▶ Problem statement
Filter these entries so that only lines with the word "creamy" remain.

▼

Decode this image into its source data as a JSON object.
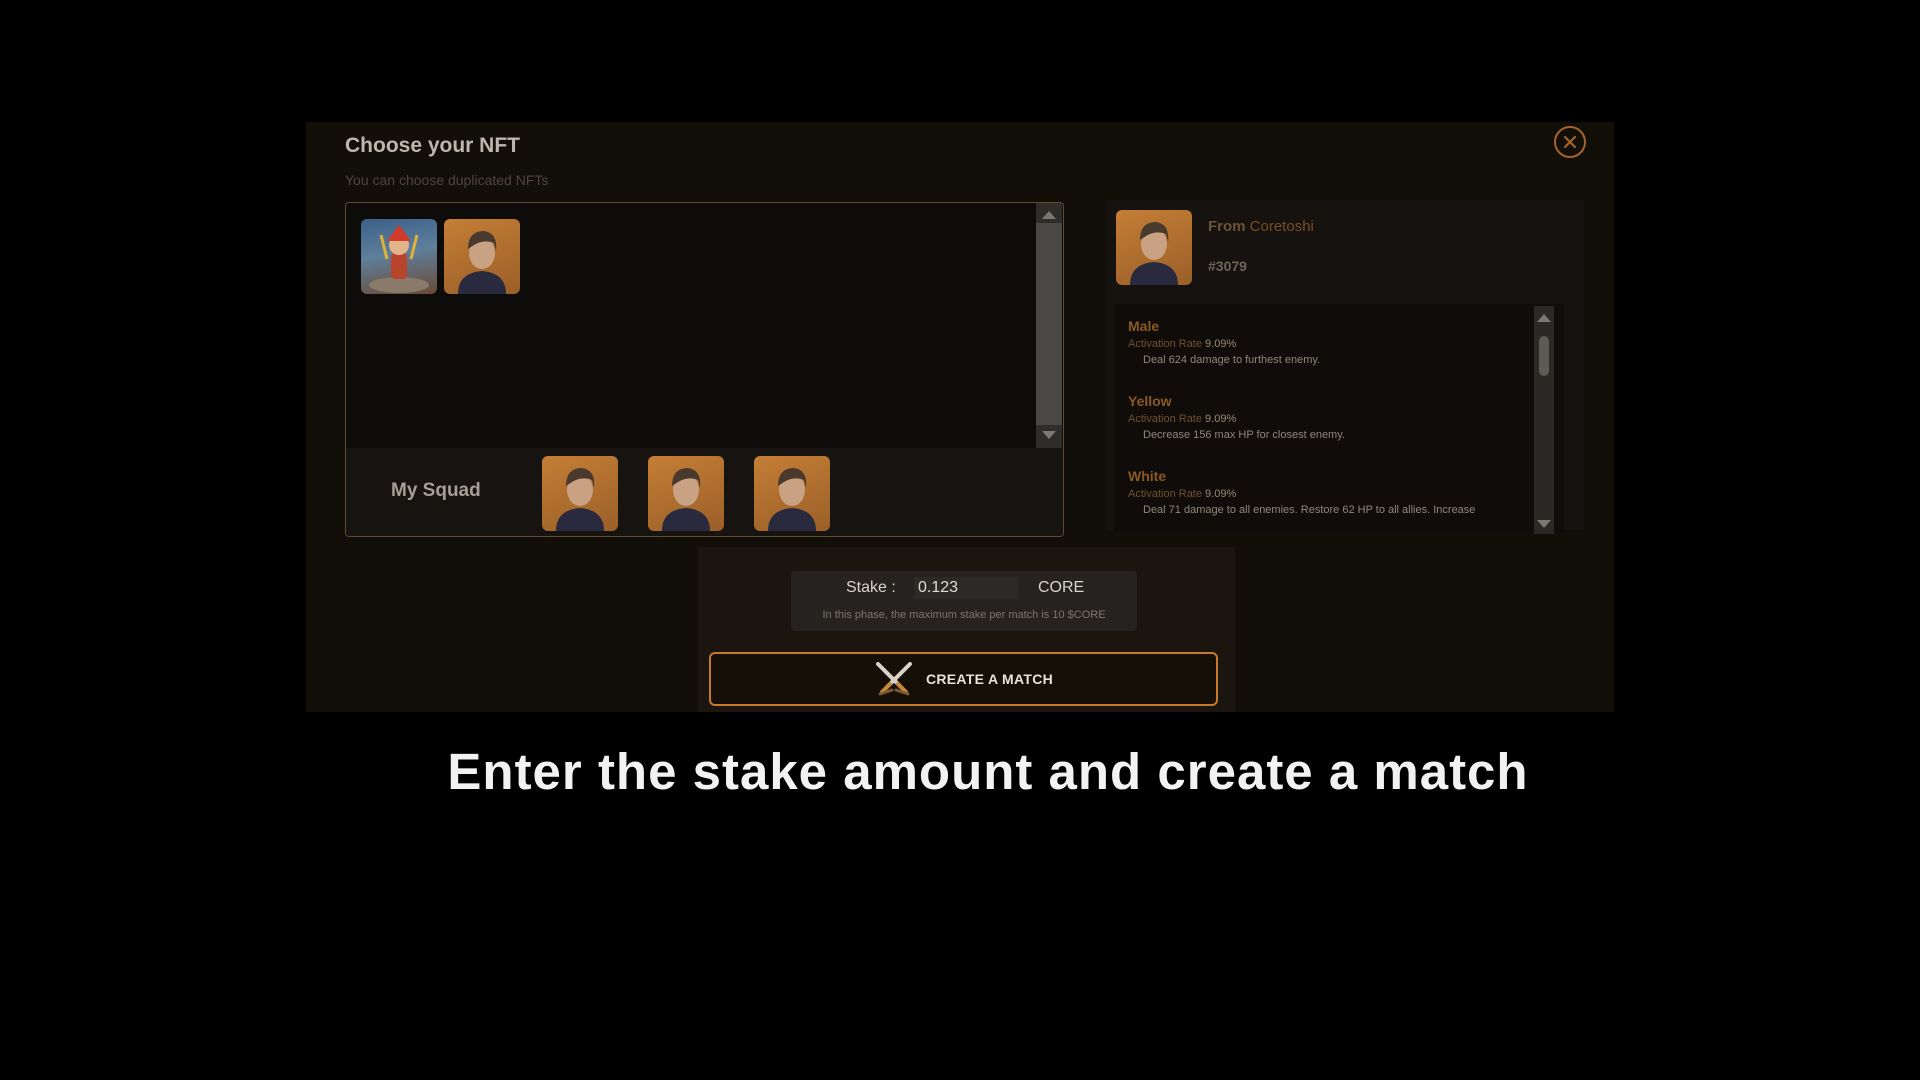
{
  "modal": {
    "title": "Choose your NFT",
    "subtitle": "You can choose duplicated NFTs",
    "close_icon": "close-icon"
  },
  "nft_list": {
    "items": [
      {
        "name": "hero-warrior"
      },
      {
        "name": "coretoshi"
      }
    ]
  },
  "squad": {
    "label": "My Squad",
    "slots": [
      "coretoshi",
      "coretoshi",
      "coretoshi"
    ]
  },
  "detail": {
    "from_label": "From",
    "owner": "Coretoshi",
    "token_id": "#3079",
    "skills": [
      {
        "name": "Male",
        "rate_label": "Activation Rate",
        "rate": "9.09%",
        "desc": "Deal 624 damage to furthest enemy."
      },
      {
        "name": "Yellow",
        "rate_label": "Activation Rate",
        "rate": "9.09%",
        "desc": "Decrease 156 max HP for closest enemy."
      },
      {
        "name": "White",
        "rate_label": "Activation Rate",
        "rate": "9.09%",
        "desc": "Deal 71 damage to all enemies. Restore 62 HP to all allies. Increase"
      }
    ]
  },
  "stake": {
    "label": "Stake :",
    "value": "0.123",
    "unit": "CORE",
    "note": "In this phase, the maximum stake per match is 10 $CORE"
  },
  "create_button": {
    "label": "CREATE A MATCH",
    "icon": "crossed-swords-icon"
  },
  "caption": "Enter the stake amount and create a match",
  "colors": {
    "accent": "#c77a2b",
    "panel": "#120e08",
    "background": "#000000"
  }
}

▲
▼

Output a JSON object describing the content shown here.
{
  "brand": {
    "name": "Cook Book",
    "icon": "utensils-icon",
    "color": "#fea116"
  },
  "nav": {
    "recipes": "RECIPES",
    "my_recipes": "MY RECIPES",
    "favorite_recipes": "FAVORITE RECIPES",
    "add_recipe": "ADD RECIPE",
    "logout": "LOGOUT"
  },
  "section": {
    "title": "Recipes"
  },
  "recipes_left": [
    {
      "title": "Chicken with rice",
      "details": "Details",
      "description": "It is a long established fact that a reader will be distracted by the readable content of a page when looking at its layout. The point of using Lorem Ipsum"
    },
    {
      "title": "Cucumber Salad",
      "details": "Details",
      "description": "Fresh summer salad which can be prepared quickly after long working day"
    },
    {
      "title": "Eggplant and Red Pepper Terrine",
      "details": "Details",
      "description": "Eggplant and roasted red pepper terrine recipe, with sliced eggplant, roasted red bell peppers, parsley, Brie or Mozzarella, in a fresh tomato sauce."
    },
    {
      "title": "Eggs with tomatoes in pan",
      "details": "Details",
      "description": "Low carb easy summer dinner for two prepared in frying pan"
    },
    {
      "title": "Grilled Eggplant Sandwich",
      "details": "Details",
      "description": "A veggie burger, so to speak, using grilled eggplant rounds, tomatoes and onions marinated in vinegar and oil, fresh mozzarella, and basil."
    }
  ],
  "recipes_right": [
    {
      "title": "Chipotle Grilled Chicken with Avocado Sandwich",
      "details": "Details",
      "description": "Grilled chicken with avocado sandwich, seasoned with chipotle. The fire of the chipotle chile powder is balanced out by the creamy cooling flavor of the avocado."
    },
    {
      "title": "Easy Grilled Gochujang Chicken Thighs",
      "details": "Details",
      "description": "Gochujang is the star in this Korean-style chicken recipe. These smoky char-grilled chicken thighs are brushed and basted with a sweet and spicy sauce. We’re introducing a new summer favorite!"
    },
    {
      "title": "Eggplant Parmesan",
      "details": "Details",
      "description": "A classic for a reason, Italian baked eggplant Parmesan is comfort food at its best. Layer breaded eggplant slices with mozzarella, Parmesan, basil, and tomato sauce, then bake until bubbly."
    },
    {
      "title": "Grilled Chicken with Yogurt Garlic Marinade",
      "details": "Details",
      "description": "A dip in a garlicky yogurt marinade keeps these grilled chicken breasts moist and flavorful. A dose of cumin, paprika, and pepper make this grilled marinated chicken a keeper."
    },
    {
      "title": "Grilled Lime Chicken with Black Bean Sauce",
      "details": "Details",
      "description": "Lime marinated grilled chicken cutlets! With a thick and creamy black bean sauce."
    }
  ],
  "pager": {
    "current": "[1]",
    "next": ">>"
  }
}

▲

▶ Answer space
      "description": "Grilled chicken with avocado sandwich, seasoned with chipotle. The fire of the chipotle chile powder is balanced out by the creamy cooling flavor of the avocado."
      "description": "Lime marinated grilled chicken cutlets! With a thick and creamy black bean sauce."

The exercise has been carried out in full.